__TASK__. Line by line, please look for the word "anime" in the following records, then copy each line you find it in.

[TASK MATERIAL Boundary: Start]

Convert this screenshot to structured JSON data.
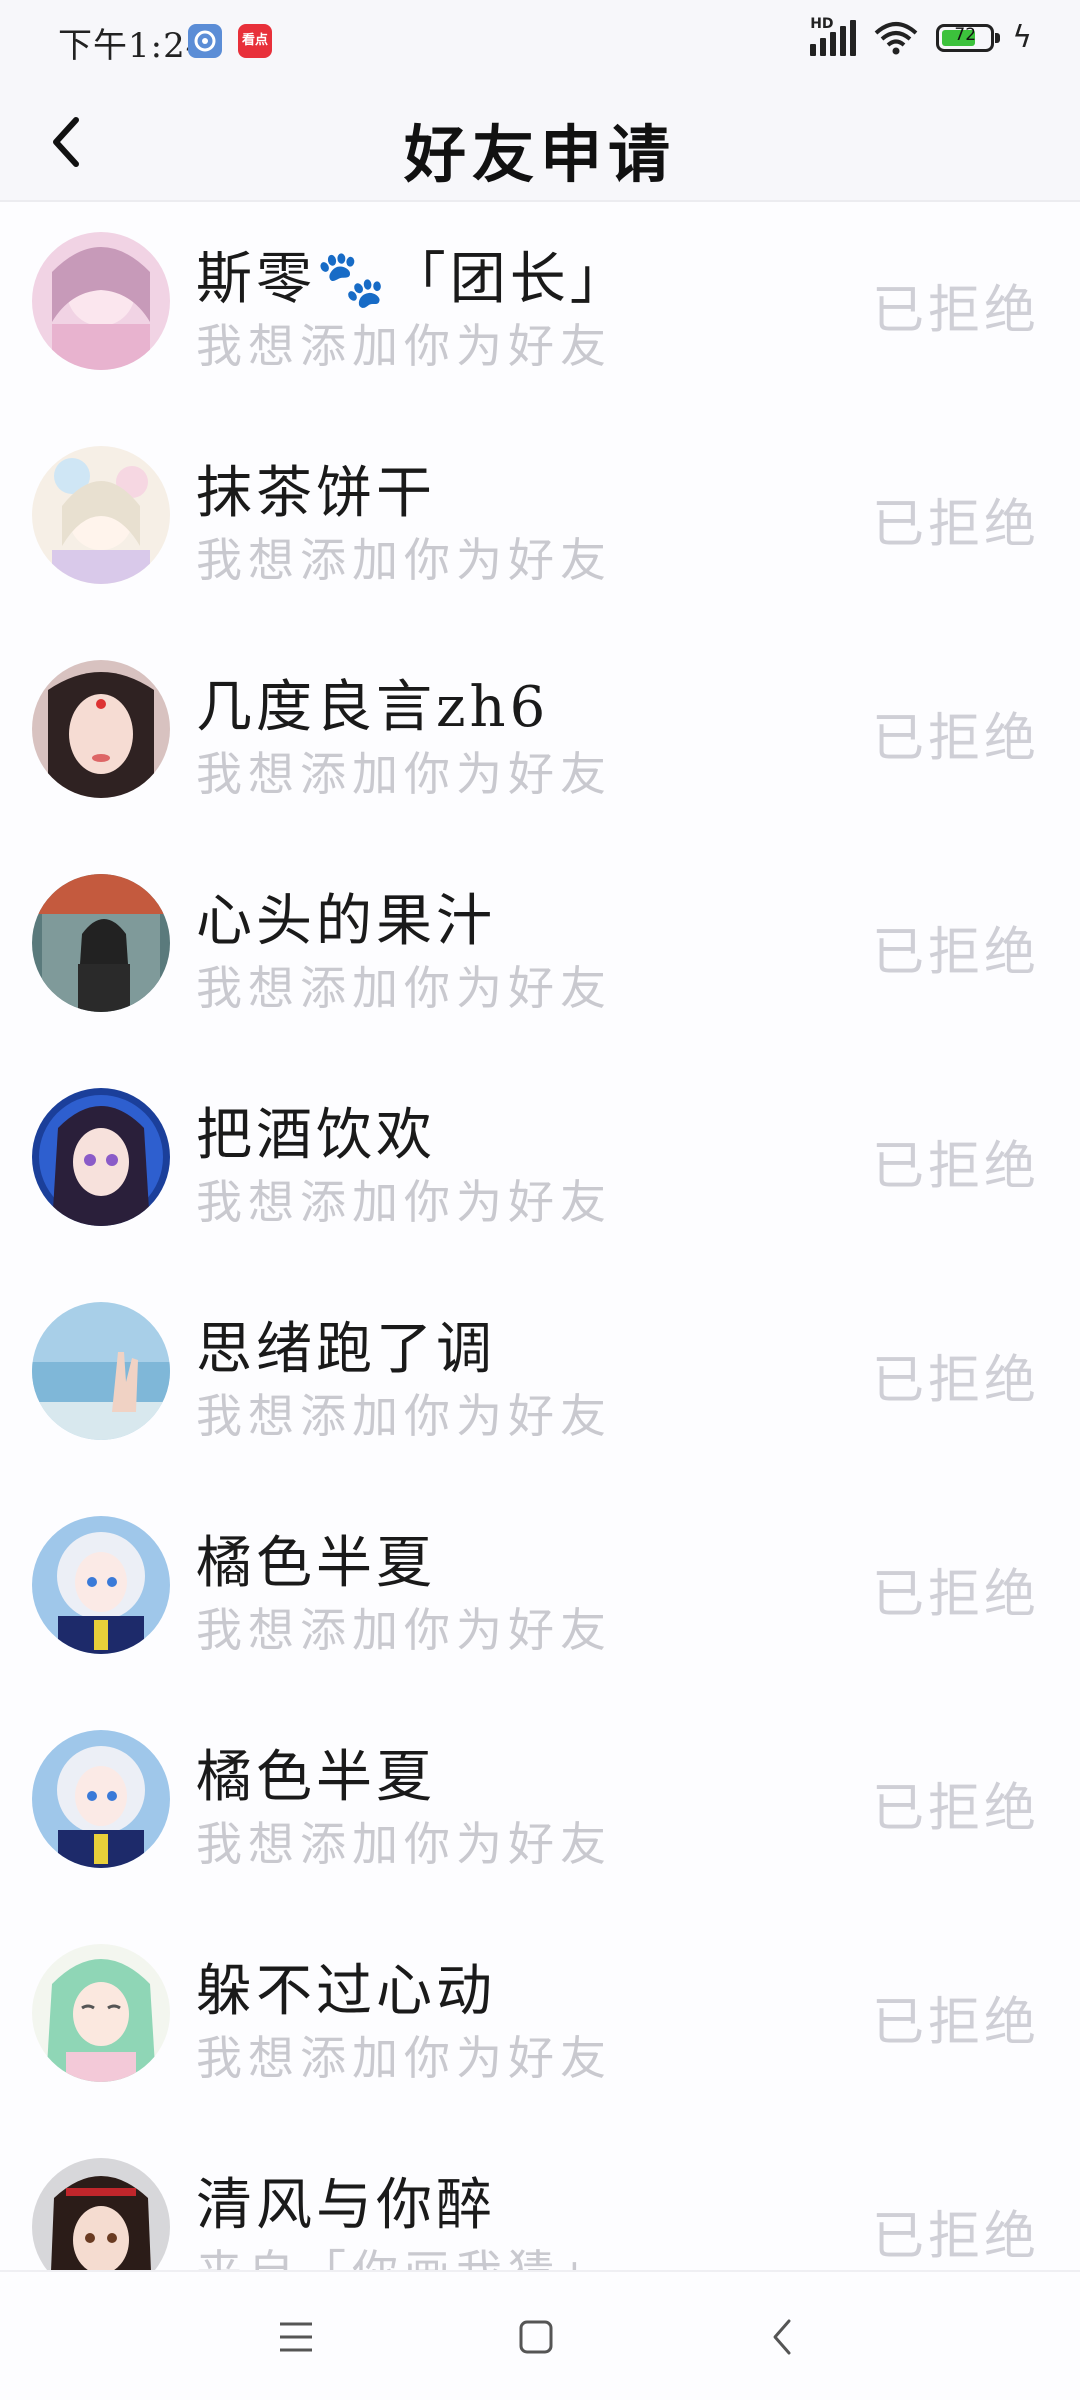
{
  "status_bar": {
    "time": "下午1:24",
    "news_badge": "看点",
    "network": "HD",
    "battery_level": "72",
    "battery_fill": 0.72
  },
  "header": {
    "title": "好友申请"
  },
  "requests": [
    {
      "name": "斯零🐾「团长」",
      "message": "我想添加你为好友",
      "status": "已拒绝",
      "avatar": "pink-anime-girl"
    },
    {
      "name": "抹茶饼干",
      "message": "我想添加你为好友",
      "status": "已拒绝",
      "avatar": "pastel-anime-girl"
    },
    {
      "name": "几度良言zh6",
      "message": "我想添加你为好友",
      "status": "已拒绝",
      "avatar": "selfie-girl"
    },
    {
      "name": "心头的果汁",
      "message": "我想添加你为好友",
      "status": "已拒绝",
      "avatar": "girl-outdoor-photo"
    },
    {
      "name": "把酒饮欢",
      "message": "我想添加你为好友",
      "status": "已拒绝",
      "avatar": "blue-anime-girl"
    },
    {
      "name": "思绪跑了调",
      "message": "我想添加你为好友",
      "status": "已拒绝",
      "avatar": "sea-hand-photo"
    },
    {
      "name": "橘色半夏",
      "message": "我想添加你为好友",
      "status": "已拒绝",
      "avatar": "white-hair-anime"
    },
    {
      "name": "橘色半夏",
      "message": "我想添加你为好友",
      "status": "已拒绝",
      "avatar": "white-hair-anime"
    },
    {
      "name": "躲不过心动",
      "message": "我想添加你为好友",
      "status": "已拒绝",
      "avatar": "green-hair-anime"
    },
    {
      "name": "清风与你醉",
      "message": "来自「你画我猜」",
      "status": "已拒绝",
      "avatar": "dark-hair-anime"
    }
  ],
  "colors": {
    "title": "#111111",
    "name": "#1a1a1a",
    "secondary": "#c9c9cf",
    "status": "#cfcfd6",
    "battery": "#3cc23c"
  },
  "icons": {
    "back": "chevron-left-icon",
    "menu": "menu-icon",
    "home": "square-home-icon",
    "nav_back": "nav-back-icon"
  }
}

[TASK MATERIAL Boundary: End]
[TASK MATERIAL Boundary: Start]

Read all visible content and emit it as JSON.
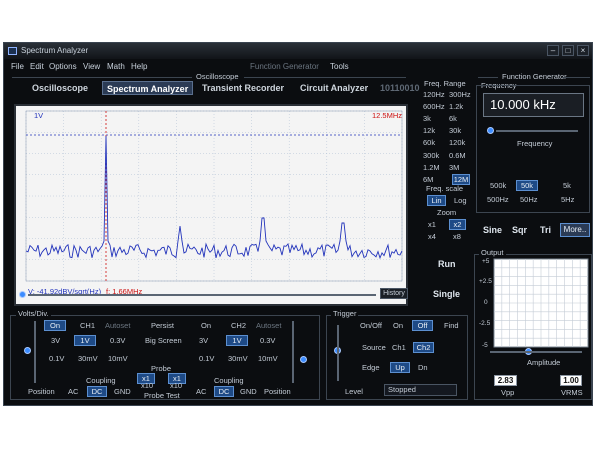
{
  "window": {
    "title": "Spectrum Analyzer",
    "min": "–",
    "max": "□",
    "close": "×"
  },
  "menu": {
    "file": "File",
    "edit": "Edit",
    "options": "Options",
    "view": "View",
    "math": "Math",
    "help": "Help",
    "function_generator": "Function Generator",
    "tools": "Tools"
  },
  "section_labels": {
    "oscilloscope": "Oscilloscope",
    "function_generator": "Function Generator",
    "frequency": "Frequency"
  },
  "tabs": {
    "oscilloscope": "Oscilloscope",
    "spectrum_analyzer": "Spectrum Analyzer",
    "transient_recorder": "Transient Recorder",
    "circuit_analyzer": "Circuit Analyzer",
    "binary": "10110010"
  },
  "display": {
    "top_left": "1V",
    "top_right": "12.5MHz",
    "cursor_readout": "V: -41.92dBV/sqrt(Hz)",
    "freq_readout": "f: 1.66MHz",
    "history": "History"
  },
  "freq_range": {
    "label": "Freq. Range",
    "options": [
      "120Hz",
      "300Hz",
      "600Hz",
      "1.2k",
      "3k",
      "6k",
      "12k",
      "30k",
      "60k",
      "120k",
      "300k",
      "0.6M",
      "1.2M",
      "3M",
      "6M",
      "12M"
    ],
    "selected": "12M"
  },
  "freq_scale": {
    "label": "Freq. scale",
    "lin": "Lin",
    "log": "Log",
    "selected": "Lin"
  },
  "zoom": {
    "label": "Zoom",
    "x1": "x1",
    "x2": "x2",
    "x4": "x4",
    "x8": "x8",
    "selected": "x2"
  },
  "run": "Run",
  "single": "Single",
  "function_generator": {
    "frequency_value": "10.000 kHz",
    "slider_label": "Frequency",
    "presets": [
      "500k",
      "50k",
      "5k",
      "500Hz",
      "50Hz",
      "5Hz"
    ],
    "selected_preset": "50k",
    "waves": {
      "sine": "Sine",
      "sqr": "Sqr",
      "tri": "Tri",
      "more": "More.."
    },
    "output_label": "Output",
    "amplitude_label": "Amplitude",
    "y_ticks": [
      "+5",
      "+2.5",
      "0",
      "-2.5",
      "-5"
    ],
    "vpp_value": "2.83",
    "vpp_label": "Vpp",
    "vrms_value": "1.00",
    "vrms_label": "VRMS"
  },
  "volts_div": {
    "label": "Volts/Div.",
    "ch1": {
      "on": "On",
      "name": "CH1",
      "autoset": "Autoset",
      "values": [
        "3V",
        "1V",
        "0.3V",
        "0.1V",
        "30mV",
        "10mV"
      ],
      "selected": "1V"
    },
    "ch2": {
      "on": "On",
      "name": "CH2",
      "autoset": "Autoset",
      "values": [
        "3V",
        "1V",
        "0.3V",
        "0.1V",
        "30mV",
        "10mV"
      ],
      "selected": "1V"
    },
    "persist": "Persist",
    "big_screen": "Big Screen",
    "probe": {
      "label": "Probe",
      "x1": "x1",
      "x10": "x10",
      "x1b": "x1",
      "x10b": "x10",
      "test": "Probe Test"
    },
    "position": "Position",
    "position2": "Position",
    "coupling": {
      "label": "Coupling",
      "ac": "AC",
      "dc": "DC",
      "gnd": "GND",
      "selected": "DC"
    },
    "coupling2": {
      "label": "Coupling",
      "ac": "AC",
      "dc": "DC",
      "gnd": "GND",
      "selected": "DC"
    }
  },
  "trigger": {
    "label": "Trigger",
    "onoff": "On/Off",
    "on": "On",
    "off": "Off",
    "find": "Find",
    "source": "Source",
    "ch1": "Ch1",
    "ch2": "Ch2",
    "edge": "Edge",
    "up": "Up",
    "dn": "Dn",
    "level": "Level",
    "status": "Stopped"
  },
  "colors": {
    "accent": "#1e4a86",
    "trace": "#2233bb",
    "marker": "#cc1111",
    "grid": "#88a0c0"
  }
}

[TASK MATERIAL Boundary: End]

__OUTPUT__.
      "avatar": "pink-anime-girl"
      "avatar": "pastel-anime-girl"
      "avatar": "blue-anime-girl"
      "avatar": "white-hair-anime"
      "avatar": "white-hair-anime"
      "avatar": "green-hair-anime"
      "avatar": "dark-hair-anime"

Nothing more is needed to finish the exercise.